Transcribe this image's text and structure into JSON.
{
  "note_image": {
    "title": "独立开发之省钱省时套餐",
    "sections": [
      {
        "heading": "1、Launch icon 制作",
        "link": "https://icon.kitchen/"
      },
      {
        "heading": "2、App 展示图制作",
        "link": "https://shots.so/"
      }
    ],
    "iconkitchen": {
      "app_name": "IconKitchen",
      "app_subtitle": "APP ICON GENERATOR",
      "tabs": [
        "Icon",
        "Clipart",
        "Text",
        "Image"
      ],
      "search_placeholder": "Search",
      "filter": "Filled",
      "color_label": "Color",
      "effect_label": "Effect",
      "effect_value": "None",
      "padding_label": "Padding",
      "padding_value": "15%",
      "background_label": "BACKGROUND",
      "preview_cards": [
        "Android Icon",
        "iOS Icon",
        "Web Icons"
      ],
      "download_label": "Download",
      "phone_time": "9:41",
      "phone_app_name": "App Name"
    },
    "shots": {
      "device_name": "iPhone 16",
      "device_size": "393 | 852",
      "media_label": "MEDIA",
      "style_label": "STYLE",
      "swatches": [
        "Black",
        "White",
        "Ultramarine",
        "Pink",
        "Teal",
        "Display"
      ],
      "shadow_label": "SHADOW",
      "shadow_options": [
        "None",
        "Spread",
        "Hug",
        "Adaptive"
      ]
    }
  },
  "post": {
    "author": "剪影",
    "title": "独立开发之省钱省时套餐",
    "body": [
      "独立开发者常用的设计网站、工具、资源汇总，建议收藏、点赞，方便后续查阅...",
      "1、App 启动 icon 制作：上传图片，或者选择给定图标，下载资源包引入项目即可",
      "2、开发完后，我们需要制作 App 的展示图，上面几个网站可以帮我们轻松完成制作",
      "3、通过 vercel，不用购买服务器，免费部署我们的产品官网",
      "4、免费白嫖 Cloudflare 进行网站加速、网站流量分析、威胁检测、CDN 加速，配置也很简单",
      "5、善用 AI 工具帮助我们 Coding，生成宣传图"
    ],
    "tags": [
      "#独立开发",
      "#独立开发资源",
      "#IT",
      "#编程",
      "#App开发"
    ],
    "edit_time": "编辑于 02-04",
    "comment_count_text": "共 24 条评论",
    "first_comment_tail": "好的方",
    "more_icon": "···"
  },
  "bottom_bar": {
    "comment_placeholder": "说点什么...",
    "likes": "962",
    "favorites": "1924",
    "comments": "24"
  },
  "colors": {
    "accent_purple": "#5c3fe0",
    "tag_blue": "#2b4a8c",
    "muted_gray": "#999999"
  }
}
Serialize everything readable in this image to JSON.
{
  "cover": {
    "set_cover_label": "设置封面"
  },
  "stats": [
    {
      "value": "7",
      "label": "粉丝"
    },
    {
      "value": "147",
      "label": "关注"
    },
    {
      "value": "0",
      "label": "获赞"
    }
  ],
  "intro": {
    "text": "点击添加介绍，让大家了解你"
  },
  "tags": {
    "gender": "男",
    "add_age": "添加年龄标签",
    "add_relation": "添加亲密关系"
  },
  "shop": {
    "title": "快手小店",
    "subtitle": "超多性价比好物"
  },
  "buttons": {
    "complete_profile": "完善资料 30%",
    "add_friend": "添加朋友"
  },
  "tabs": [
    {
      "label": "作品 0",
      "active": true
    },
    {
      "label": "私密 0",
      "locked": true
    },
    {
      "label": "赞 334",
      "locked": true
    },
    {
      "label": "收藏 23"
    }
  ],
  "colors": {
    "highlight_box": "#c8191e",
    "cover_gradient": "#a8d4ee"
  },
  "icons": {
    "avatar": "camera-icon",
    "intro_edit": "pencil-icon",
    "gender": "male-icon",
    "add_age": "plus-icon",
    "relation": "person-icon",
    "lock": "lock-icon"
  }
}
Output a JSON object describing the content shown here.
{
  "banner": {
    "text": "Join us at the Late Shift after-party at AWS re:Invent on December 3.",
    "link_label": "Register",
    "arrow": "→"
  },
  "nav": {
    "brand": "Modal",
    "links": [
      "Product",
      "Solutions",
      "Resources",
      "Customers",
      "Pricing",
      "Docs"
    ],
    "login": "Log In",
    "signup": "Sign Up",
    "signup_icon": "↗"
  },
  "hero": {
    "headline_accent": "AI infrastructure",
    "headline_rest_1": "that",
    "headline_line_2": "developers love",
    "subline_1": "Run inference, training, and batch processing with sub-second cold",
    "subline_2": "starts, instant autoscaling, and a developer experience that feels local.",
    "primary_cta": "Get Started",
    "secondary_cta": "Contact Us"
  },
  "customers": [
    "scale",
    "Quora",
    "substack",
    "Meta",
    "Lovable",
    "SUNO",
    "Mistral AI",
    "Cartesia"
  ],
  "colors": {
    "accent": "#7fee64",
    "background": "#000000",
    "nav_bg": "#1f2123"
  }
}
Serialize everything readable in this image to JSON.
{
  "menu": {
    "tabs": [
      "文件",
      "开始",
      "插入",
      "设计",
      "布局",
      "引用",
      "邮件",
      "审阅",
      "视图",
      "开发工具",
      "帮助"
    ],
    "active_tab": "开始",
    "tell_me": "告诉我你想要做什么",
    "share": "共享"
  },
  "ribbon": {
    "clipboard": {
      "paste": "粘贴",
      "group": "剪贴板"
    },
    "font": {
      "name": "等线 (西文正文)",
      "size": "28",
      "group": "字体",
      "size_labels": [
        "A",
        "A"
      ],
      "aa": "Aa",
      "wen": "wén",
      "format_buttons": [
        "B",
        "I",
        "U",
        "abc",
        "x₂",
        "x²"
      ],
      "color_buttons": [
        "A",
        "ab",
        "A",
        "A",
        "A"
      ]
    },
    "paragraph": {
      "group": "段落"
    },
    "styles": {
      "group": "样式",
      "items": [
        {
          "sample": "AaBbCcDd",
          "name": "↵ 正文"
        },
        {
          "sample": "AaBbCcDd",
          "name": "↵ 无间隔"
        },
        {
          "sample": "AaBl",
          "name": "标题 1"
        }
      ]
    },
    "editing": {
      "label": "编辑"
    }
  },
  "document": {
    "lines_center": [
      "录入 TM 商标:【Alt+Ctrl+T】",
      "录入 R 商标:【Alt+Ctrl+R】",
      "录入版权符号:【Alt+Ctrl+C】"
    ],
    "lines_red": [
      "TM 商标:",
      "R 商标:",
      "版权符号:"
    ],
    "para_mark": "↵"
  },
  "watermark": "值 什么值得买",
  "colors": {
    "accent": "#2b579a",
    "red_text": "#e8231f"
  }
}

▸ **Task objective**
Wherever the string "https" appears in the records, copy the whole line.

▸ **Problem solution**
        "link": "https://icon.kitchen/"
        "link": "https://shots.so/"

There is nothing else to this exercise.